## Supplied material
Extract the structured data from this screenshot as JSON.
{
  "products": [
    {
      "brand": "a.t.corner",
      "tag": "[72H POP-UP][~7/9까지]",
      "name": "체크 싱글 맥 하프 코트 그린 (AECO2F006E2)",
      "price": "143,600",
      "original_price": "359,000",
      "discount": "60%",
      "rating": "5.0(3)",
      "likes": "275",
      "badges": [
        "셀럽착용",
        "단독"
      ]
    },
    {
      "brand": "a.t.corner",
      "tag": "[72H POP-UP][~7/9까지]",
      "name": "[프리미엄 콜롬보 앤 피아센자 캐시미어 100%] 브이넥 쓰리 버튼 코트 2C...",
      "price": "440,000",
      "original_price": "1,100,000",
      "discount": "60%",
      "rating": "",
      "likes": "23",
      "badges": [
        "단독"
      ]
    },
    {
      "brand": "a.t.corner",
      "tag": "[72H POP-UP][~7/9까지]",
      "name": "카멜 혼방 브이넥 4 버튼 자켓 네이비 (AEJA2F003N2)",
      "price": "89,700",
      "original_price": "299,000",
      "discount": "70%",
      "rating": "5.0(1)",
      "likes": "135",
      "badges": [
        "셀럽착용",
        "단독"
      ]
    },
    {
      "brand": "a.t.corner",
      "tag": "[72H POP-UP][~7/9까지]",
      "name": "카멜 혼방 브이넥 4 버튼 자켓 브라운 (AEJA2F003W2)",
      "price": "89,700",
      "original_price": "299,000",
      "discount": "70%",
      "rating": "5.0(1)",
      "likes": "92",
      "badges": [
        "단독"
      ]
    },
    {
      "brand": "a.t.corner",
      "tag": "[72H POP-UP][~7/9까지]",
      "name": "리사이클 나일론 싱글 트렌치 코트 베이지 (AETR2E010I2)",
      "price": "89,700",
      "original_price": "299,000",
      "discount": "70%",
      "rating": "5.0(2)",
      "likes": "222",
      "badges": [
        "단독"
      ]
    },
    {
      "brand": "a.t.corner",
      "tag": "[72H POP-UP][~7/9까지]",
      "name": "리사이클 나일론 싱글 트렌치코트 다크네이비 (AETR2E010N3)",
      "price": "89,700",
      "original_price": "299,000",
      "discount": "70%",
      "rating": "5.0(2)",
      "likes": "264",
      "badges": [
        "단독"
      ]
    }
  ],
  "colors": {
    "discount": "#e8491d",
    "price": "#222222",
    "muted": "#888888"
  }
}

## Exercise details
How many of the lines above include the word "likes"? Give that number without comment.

## Result of the exercise
6